John Hogenesch (john at pc029.pharm.nwu.edu) wrote:
: Molecular evolutionary biologists,
: I'm writing a paper where we identify five new members
: of a gene family. This brings the total number of identified
: proteins in vertebrates to eight. In addition there are five
: Drosophila members of this family and one bacterial. What
: characteristics would make these proteins a superfamily, family,
: or subfamily? They all contain a conserved domain, and all but
: two contain a second domain shared by bunches of proteins. The
: splicing patterns of a couple of these proteins have been
: determined, and they are also conserved (in the conserved
: Any insight would be appreciated, as I can't seem to
: find a cogent definition of these terms. I get the feeling
: people throw them around a lot.
I doubt you'll find a really clear delineation of these --
there is obviously a continuum of similarity from unrecognizable
to identical. I would tend to just call the largest recognizable
grouping a family, and any subdivisions of that subfamilies,
unless there is prior precedent for naming things differently.
Probably your best bet is to go to Margaret Dayhoff's writings,
since I think she originally defined the term "superfamily".
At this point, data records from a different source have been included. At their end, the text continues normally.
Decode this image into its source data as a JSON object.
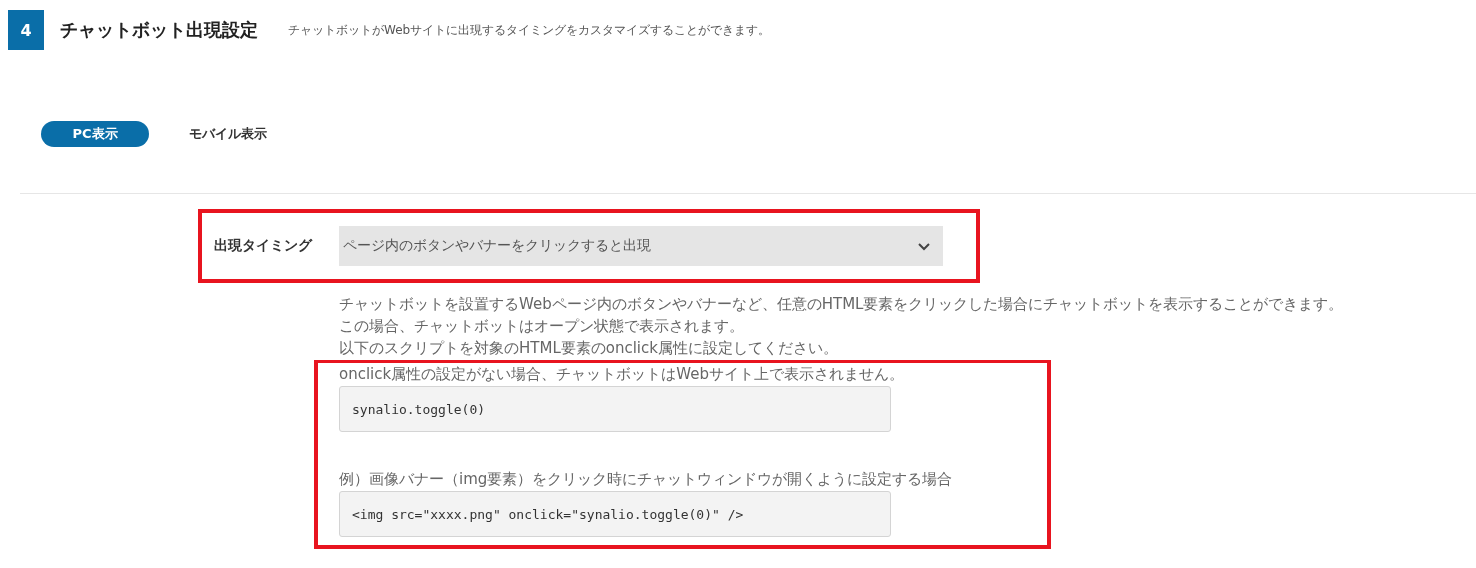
{
  "section": {
    "number": "4",
    "title": "チャットボット出現設定",
    "description": "チャットボットがWebサイトに出現するタイミングをカスタマイズすることができます。"
  },
  "tabs": [
    {
      "label": "PC表示",
      "selected": true
    },
    {
      "label": "モバイル表示",
      "selected": false
    }
  ],
  "setting": {
    "label": "出現タイミング",
    "select": {
      "value": "ページ内のボタンやバナーをクリックすると出現"
    }
  },
  "help": [
    "チャットボットを設置するWebページ内のボタンやバナーなど、任意のHTML要素をクリックした場合にチャットボットを表示することができます。",
    "この場合、チャットボットはオープン状態で表示されます。",
    "以下のスクリプトを対象のHTML要素のonclick属性に設定してください。"
  ],
  "blocks": [
    {
      "kind": "text",
      "text": "onclick属性の設定がない場合、チャットボットはWebサイト上で表示されません。"
    },
    {
      "kind": "code",
      "text": "synalio.toggle(0)"
    },
    {
      "kind": "text",
      "text": "例）画像バナー（img要素）をクリック時にチャットウィンドウが開くように設定する場合"
    },
    {
      "kind": "code",
      "text": "<img src=\"xxxx.png\" onclick=\"synalio.toggle(0)\" />"
    }
  ]
}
Department of Molecular & Cellular Biology
Department of Genetics
robison at mito.harvard.edu